• **Source records**:
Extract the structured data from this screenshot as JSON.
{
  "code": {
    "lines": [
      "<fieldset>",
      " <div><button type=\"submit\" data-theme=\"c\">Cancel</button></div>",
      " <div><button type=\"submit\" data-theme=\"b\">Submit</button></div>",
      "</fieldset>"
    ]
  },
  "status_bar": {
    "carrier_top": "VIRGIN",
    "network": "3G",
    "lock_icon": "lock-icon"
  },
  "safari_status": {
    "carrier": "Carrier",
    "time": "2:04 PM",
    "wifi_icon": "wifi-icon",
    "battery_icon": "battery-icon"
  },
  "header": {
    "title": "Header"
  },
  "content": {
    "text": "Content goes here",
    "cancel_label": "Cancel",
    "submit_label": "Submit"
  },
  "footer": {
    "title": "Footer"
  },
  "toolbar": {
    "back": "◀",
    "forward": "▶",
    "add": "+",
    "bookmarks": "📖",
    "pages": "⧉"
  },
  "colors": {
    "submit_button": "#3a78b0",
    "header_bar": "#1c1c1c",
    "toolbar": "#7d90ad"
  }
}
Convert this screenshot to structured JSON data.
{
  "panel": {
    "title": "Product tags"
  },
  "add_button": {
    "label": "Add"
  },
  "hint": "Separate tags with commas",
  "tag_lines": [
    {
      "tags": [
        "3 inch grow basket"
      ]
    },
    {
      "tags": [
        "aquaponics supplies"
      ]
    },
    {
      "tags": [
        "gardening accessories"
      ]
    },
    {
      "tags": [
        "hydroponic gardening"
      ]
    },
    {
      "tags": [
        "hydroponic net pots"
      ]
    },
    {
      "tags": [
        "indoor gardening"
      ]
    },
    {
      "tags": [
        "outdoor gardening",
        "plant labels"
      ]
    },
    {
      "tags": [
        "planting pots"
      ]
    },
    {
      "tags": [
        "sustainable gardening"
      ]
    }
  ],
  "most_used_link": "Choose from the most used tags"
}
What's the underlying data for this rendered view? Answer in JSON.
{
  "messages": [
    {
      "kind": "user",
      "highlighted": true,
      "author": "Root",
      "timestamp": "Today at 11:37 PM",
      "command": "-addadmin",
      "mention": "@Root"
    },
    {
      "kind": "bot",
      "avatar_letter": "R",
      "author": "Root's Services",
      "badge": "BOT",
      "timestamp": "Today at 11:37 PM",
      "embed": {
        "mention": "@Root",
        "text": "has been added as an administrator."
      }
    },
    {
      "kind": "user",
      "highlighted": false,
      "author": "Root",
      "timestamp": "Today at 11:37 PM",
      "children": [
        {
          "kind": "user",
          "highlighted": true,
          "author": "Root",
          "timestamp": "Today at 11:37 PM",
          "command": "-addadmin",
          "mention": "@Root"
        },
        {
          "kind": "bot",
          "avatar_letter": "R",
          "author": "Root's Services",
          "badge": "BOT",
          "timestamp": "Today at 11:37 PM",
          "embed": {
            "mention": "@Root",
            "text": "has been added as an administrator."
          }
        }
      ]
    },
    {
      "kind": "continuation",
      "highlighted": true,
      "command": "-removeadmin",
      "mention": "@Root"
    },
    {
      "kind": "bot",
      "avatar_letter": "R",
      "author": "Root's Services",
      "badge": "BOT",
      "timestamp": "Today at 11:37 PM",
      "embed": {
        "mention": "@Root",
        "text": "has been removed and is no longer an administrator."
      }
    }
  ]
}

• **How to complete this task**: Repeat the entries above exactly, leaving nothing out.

• **Result for this task**:
Extract the structured data from this screenshot as JSON.
{
  "code": {
    "lines": [
      "<fieldset>",
      " <div><button type=\"submit\" data-theme=\"c\">Cancel</button></div>",
      " <div><button type=\"submit\" data-theme=\"b\">Submit</button></div>",
      "</fieldset>"
    ]
  },
  "status_bar": {
    "carrier_top": "VIRGIN",
    "network": "3G",
    "lock_icon": "lock-icon"
  },
  "safari_status": {
    "carrier": "Carrier",
    "time": "2:04 PM",
    "wifi_icon": "wifi-icon",
    "battery_icon": "battery-icon"
  },
  "header": {
    "title": "Header"
  },
  "content": {
    "text": "Content goes here",
    "cancel_label": "Cancel",
    "submit_label": "Submit"
  },
  "footer": {
    "title": "Footer"
  },
  "toolbar": {
    "back": "◀",
    "forward": "▶",
    "add": "+",
    "bookmarks": "📖",
    "pages": "⧉"
  },
  "colors": {
    "submit_button": "#3a78b0",
    "header_bar": "#1c1c1c",
    "toolbar": "#7d90ad"
  }
}
Convert this screenshot to structured JSON data.
{
  "panel": {
    "title": "Product tags"
  },
  "add_button": {
    "label": "Add"
  },
  "hint": "Separate tags with commas",
  "tag_lines": [
    {
      "tags": [
        "3 inch grow basket"
      ]
    },
    {
      "tags": [
        "aquaponics supplies"
      ]
    },
    {
      "tags": [
        "gardening accessories"
      ]
    },
    {
      "tags": [
        "hydroponic gardening"
      ]
    },
    {
      "tags": [
        "hydroponic net pots"
      ]
    },
    {
      "tags": [
        "indoor gardening"
      ]
    },
    {
      "tags": [
        "outdoor gardening",
        "plant labels"
      ]
    },
    {
      "tags": [
        "planting pots"
      ]
    },
    {
      "tags": [
        "sustainable gardening"
      ]
    }
  ],
  "most_used_link": "Choose from the most used tags"
}
What's the underlying data for this rendered view? Answer in JSON.
{
  "messages": [
    {
      "kind": "user",
      "highlighted": true,
      "author": "Root",
      "timestamp": "Today at 11:37 PM",
      "command": "-addadmin",
      "mention": "@Root"
    },
    {
      "kind": "bot",
      "avatar_letter": "R",
      "author": "Root's Services",
      "badge": "BOT",
      "timestamp": "Today at 11:37 PM",
      "embed": {
        "mention": "@Root",
        "text": "has been added as an administrator."
      }
    },
    {
      "kind": "user",
      "highlighted": false,
      "author": "Root",
      "timestamp": "Today at 11:37 PM",
      "children": [
        {
          "kind": "user",
          "highlighted": true,
          "author": "Root",
          "timestamp": "Today at 11:37 PM",
          "command": "-addadmin",
          "mention": "@Root"
        },
        {
          "kind": "bot",
          "avatar_letter": "R",
          "author": "Root's Services",
          "badge": "BOT",
          "timestamp": "Today at 11:37 PM",
          "embed": {
            "mention": "@Root",
            "text": "has been added as an administrator."
          }
        }
      ]
    },
    {
      "kind": "continuation",
      "highlighted": true,
      "command": "-removeadmin",
      "mention": "@Root"
    },
    {
      "kind": "bot",
      "avatar_letter": "R",
      "author": "Root's Services",
      "badge": "BOT",
      "timestamp": "Today at 11:37 PM",
      "embed": {
        "mention": "@Root",
        "text": "has been removed and is no longer an administrator."
      }
    }
  ]
}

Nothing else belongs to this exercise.